(App and web page records)
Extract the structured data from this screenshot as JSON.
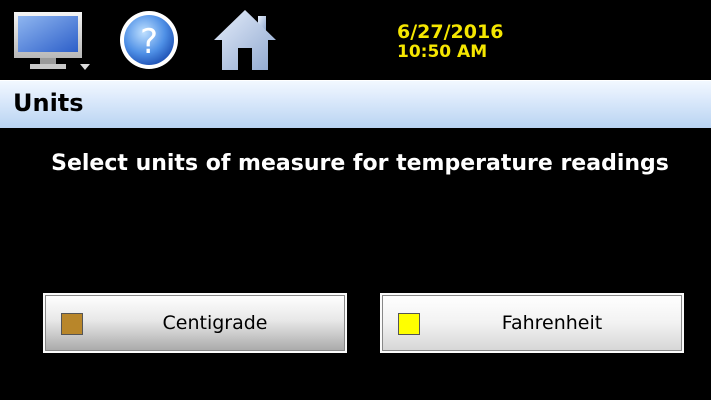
{
  "header": {
    "icons": [
      "monitor-icon",
      "help-icon",
      "home-icon"
    ],
    "date": "6/27/2016",
    "time": "10:50 AM",
    "datetime_color": "#f5e600"
  },
  "page": {
    "title": "Units",
    "prompt": "Select units of measure for temperature readings"
  },
  "options": [
    {
      "label": "Centigrade",
      "indicator_color": "#b8862a",
      "selected": false
    },
    {
      "label": "Fahrenheit",
      "indicator_color": "#ffff00",
      "selected": true
    }
  ]
}
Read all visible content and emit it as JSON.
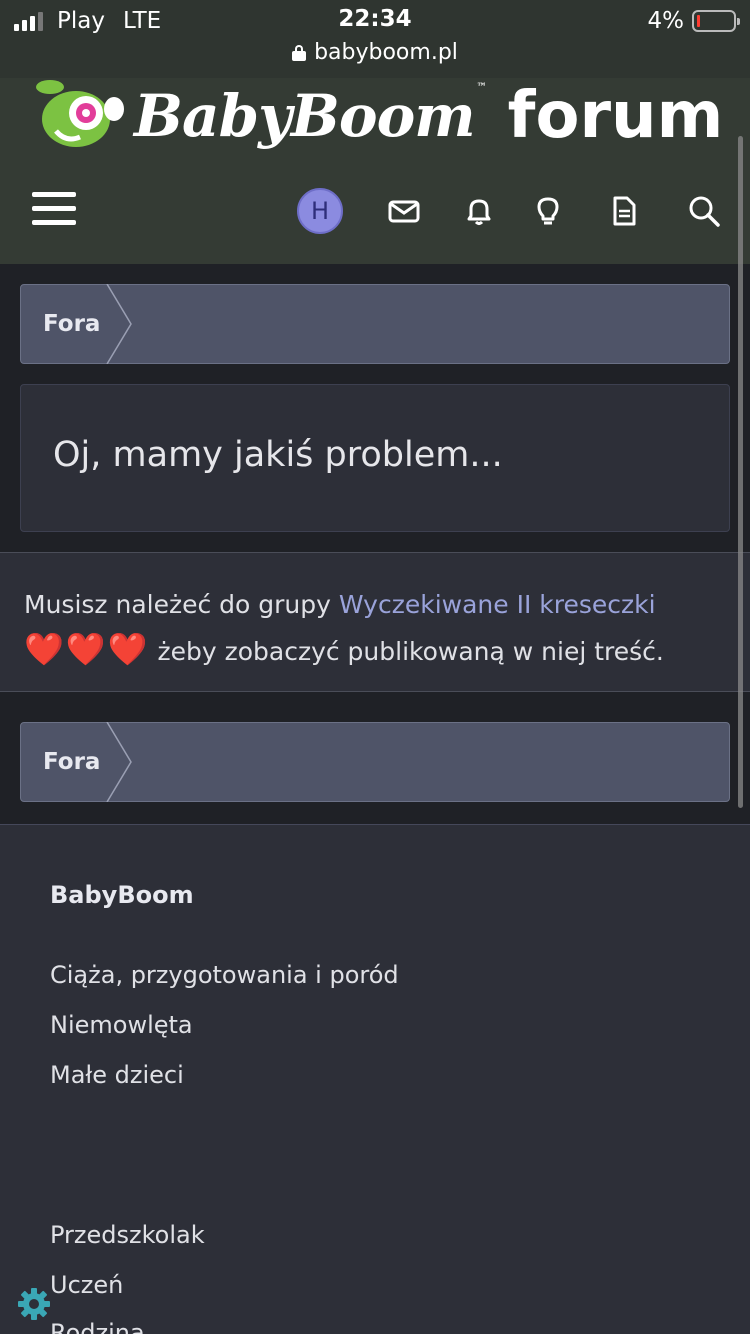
{
  "status_bar": {
    "carrier": "Play",
    "network": "LTE",
    "time": "22:34",
    "battery": "4%",
    "url": "babyboom.pl"
  },
  "header": {
    "logo_text": "BabyBoom",
    "logo_tm": "™",
    "logo_forum": "forum",
    "avatar_letter": "H",
    "icons": [
      "menu-icon",
      "mail-icon",
      "bell-icon",
      "lightbulb-icon",
      "document-icon",
      "search-icon"
    ]
  },
  "breadcrumb": {
    "label": "Fora"
  },
  "error": {
    "title": "Oj, mamy jakiś problem..."
  },
  "notice": {
    "text_before": "Musisz należeć do grupy ",
    "group_link": "Wyczekiwane II kreseczki",
    "hearts": "❤️❤️❤️",
    "text_after": " żeby zobaczyć publikowaną w niej treść."
  },
  "footer": {
    "heading": "BabyBoom",
    "links": [
      "Ciąża, przygotowania i poród",
      "Niemowlęta",
      "Małe dzieci",
      "Przedszkolak",
      "Uczeń",
      "Rodzina"
    ]
  },
  "colors": {
    "header_bg": "#343b34",
    "breadcrumb_bg": "#4f5468",
    "link": "#9aa3da",
    "avatar_bg": "#8b8be0",
    "accent_gear": "#3aa7b5"
  }
}
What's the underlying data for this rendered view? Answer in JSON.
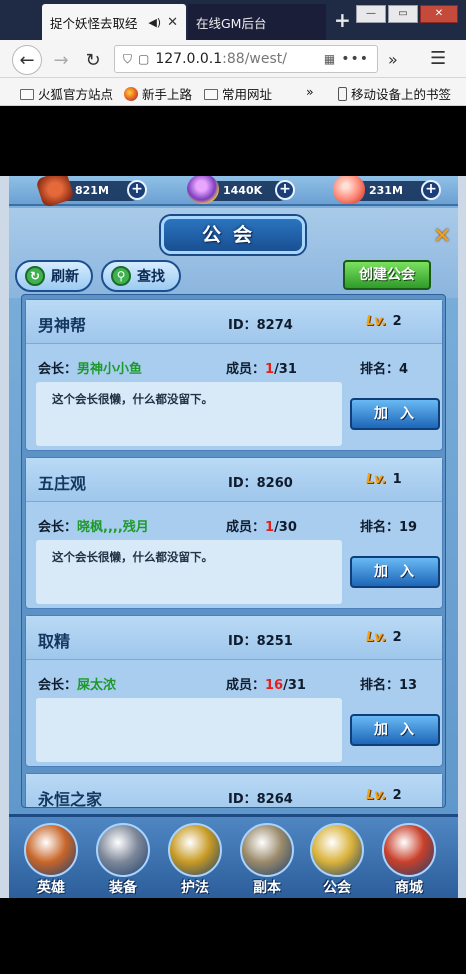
{
  "browser": {
    "active_tab": {
      "title": "捉个妖怪去取经"
    },
    "inactive_tab": {
      "title": "在线GM后台"
    },
    "url_host": "127.0.0.1",
    "url_rest": ":88/west/",
    "bookmarks": [
      "火狐官方站点",
      "新手上路",
      "常用网址",
      "移动设备上的书签"
    ]
  },
  "resources": [
    {
      "icon": "scroll-icon",
      "value": "821M"
    },
    {
      "icon": "gourd-icon",
      "value": "1440K"
    },
    {
      "icon": "peach-icon",
      "value": "231M"
    }
  ],
  "panel": {
    "title": "公会",
    "refresh_label": "刷新",
    "search_label": "查找",
    "create_label": "创建公会"
  },
  "labels": {
    "id_prefix": "ID：",
    "lv_badge": "Lv.",
    "leader_prefix": "会长：",
    "members_prefix": "成员：",
    "rank_prefix": "排名：",
    "join_label": "加入"
  },
  "guilds": [
    {
      "name": "男神帮",
      "id": "8274",
      "level": "2",
      "leader": "男神小小鱼",
      "members_current": "1",
      "members_max": "/31",
      "rank": "4",
      "desc": "这个会长很懒，什么都没留下。"
    },
    {
      "name": "五庄观",
      "id": "8260",
      "level": "1",
      "leader": "晓枫,,,,残月",
      "members_current": "1",
      "members_max": "/30",
      "rank": "19",
      "desc": "这个会长很懒，什么都没留下。"
    },
    {
      "name": "取精",
      "id": "8251",
      "level": "2",
      "leader": "屎太浓",
      "members_current": "16",
      "members_max": "/31",
      "rank": "13",
      "desc": ""
    },
    {
      "name": "永恒之家",
      "id": "8264",
      "level": "2",
      "leader": "",
      "members_current": "",
      "members_max": "",
      "rank": "",
      "desc": ""
    }
  ],
  "bottom_nav": [
    {
      "label": "英雄",
      "icon": "hero-icon",
      "color": "#c8662a"
    },
    {
      "label": "装备",
      "icon": "equipment-icon",
      "color": "#7d8899"
    },
    {
      "label": "护法",
      "icon": "guardian-icon",
      "color": "#c79a24"
    },
    {
      "label": "副本",
      "icon": "dungeon-icon",
      "color": "#9a8a6a"
    },
    {
      "label": "公会",
      "icon": "guild-icon",
      "color": "#d9b23a"
    },
    {
      "label": "商城",
      "icon": "shop-icon",
      "color": "#c8402a"
    }
  ]
}
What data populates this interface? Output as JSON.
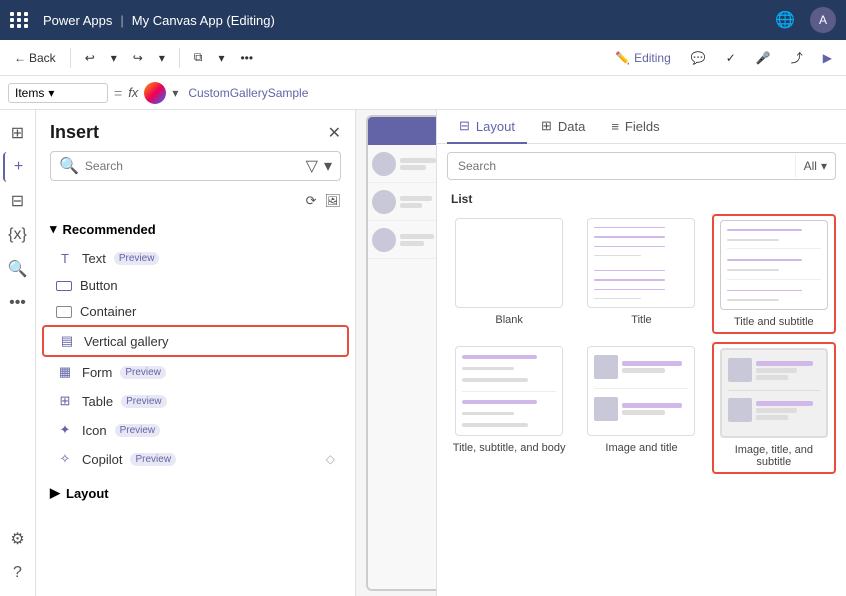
{
  "topbar": {
    "app_name": "Power Apps",
    "separator": "|",
    "file_name": "My Canvas App (Editing)"
  },
  "toolbar": {
    "back_label": "Back",
    "editing_label": "Editing"
  },
  "formula_bar": {
    "dropdown_label": "Items",
    "equals": "=",
    "fx": "fx",
    "value": "CustomGallerySample"
  },
  "insert_panel": {
    "title": "Insert",
    "search_placeholder": "Search",
    "sections": {
      "recommended": "Recommended",
      "layout": "Layout"
    },
    "items": [
      {
        "id": "text",
        "label": "Text",
        "badge": "Preview",
        "icon": "T"
      },
      {
        "id": "button",
        "label": "Button",
        "badge": "",
        "icon": "⬜"
      },
      {
        "id": "container",
        "label": "Container",
        "badge": "",
        "icon": "▭"
      },
      {
        "id": "vertical-gallery",
        "label": "Vertical gallery",
        "badge": "",
        "icon": "▤",
        "highlighted": true
      },
      {
        "id": "form",
        "label": "Form",
        "badge": "Preview",
        "icon": "▦"
      },
      {
        "id": "table",
        "label": "Table",
        "badge": "Preview",
        "icon": "⊞"
      },
      {
        "id": "icon",
        "label": "Icon",
        "badge": "Preview",
        "icon": "✦"
      },
      {
        "id": "copilot",
        "label": "Copilot",
        "badge": "Preview",
        "icon": "✧"
      }
    ]
  },
  "layout_panel": {
    "tabs": [
      {
        "id": "layout",
        "label": "Layout",
        "active": true
      },
      {
        "id": "data",
        "label": "Data",
        "active": false
      },
      {
        "id": "fields",
        "label": "Fields",
        "active": false
      }
    ],
    "search_placeholder": "Search",
    "search_filter": "All",
    "section_title": "List",
    "layouts": [
      {
        "id": "blank",
        "label": "Blank",
        "type": "blank"
      },
      {
        "id": "title",
        "label": "Title",
        "type": "title"
      },
      {
        "id": "title-subtitle",
        "label": "Title and subtitle",
        "type": "title-subtitle",
        "highlighted": true
      },
      {
        "id": "title-subtitle-body",
        "label": "Title, subtitle, and body",
        "type": "title-subtitle-body"
      },
      {
        "id": "image-title",
        "label": "Image and title",
        "type": "image-title"
      },
      {
        "id": "image-title-subtitle",
        "label": "Image, title, and subtitle",
        "type": "image-title-subtitle",
        "selected": true
      }
    ]
  }
}
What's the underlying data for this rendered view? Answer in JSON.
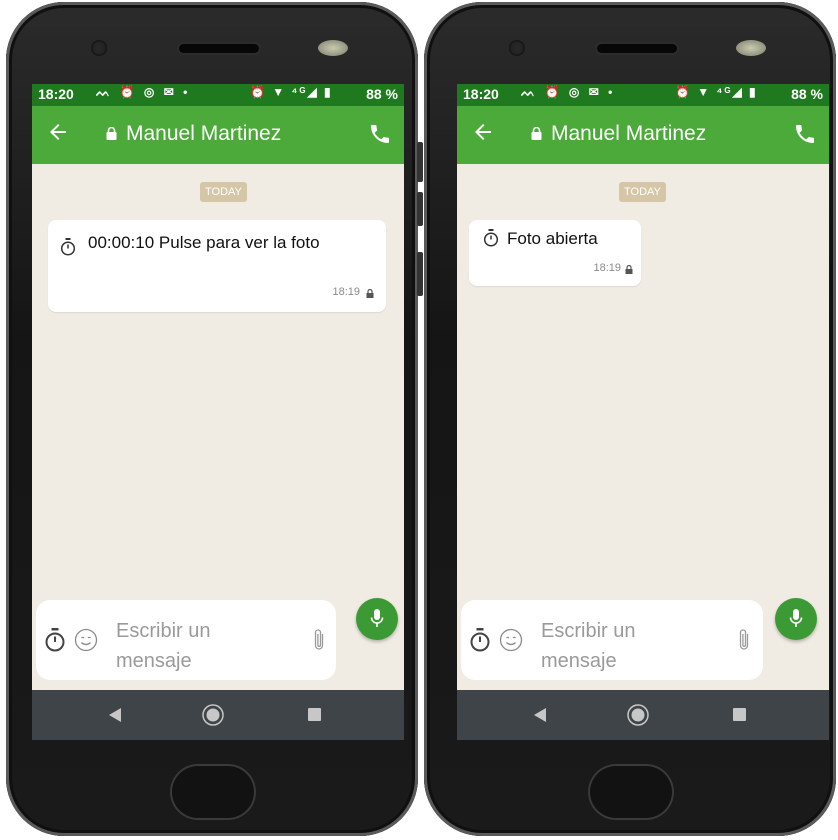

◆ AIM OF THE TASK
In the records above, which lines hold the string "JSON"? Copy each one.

◆ SOLUTION FOR THIS PROBLEM
Extract the structured data from this screenshot as JSON.
Read all visible content and emit it as JSON.
What's the underlying data for this rendered view? Answer in JSON.
What data populates this interface? Output as JSON.
What's the underlying data for this rendered view? Answer in JSON.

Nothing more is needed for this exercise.